The authors examined the influence of disability and socio-demographic factors on households’ health financial risks in Uganda, using nationally representative cross-sectional data for 19305 households from the 2016 Uganda Demographic and Health Survey. Financial risk was measured by money paid for health care services. Almost 32% of households paid money for health care services access, among which 32% paid through out-of-pocket. Almost 41% of household heads were affected by disability. The majority of families went to the public sector for health care services. The mean age was 45 years. The findings indicated that disability is significantly associated with the household financial risk, as is a choice to use private sector health care services.

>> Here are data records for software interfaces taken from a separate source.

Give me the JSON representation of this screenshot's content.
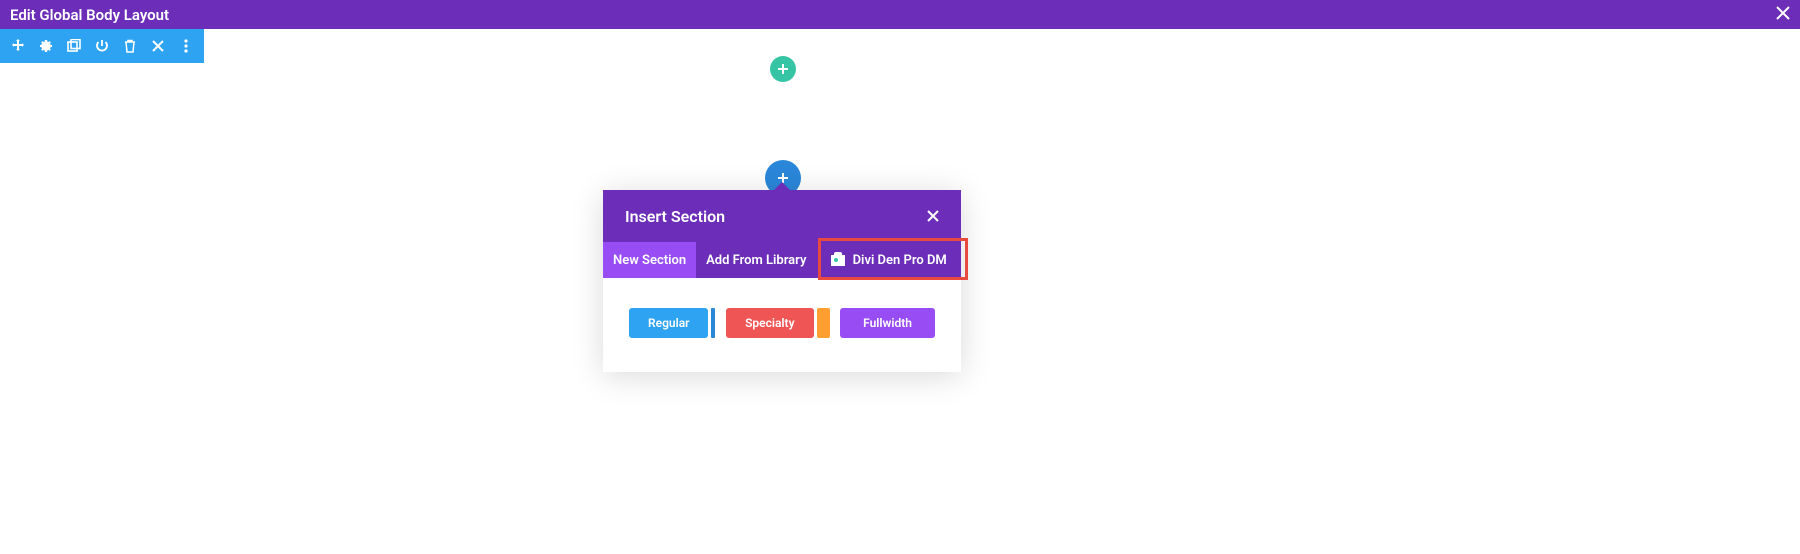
{
  "topBar": {
    "title": "Edit Global Body Layout"
  },
  "modal": {
    "title": "Insert Section",
    "tabs": {
      "newSection": "New Section",
      "addFromLibrary": "Add From Library",
      "diviDenPro": "Divi Den Pro DM"
    },
    "buttons": {
      "regular": "Regular",
      "specialty": "Specialty",
      "fullwidth": "Fullwidth"
    }
  }
}
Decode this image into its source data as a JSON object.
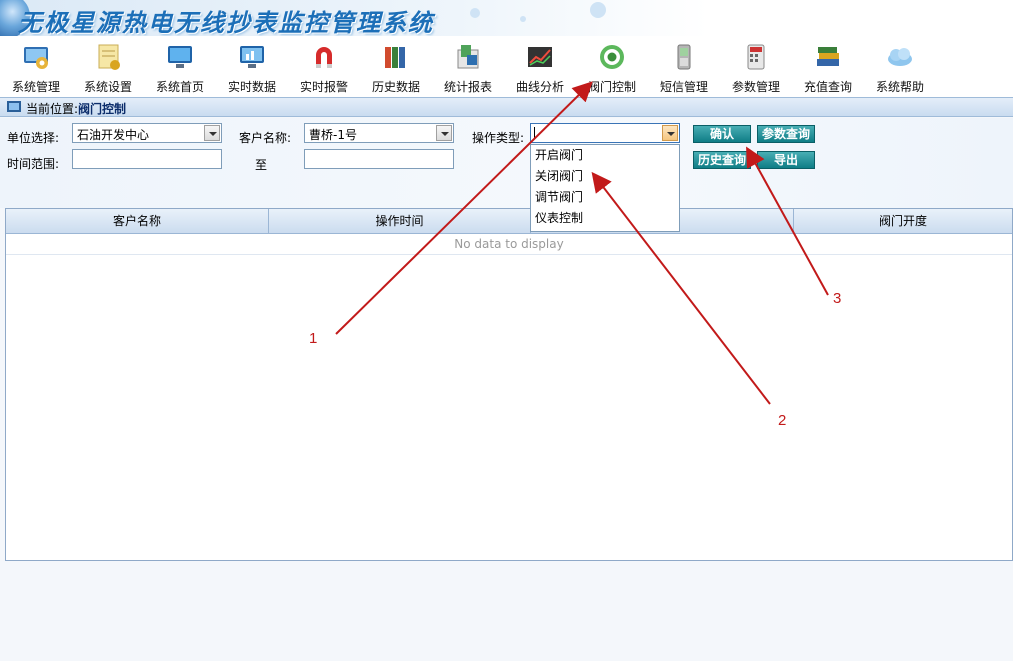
{
  "header": {
    "title": "无极星源热电无线抄表监控管理系统"
  },
  "toolbar": {
    "items": [
      {
        "label": "系统管理",
        "icon": "system-management-icon"
      },
      {
        "label": "系统设置",
        "icon": "system-settings-icon"
      },
      {
        "label": "系统首页",
        "icon": "home-monitor-icon"
      },
      {
        "label": "实时数据",
        "icon": "realtime-data-icon"
      },
      {
        "label": "实时报警",
        "icon": "alarm-magnet-icon"
      },
      {
        "label": "历史数据",
        "icon": "history-books-icon"
      },
      {
        "label": "统计报表",
        "icon": "statistics-report-icon"
      },
      {
        "label": "曲线分析",
        "icon": "curve-chart-icon"
      },
      {
        "label": "阀门控制",
        "icon": "valve-target-icon"
      },
      {
        "label": "短信管理",
        "icon": "sms-phone-icon"
      },
      {
        "label": "参数管理",
        "icon": "parameter-calculator-icon"
      },
      {
        "label": "充值查询",
        "icon": "recharge-books-icon"
      },
      {
        "label": "系统帮助",
        "icon": "help-cloud-icon"
      }
    ]
  },
  "breadcrumb": {
    "prefix": "当前位置:",
    "current": "阀门控制"
  },
  "filters": {
    "unit_label": "单位选择:",
    "unit_value": "石油开发中心",
    "customer_label": "客户名称:",
    "customer_value": "曹桥-1号",
    "optype_label": "操作类型:",
    "optype_value": "",
    "time_label": "时间范围:",
    "time_to": "至",
    "time_from_value": "",
    "time_to_value": ""
  },
  "buttons": {
    "confirm": "确认",
    "param_query": "参数查询",
    "history_query": "历史查询",
    "export": "导出"
  },
  "dropdown": {
    "options": [
      "开启阀门",
      "关闭阀门",
      "调节阀门",
      "仪表控制"
    ]
  },
  "grid": {
    "columns": [
      "客户名称",
      "操作时间",
      "型",
      "阀门开度"
    ],
    "empty_text": "No data to display"
  },
  "annotations": {
    "labels": [
      "1",
      "2",
      "3"
    ],
    "color": "#c21a1a"
  },
  "colors": {
    "button": "#0f7d86",
    "title": "#1c6fb8",
    "annotation": "#c21a1a"
  }
}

The authors recommend identifying families with disability and those experiencing difficult living conditions for health authorities to enhance health coverage progress.
Water, sanitation, and hygiene (WASH) interventions frequently assume that students who learn positive WASH behaviours will disseminate this information to their families. School-based programs rely on students to act as “agents of change” to translate impact from school to home. The authors conducted a quasi-experimental, prospective cohort study in 12 schools in rural, southern Zambia to assess this with students in grades 1–4, using in-person interviews with students, their teachers and caregivers. Student knowledge increased significantly, but primarily among students in grade 1. Students reporting sharing messages from the intervention with caregivers rose from 7% to 23%, particularly in students in grade 4. The authors propose that future work should prioritize developing curricula that reflect the variability in needs, capabilities and support in the home and community among primary school students rather than applying a single approach for a wide range of ages and contexts.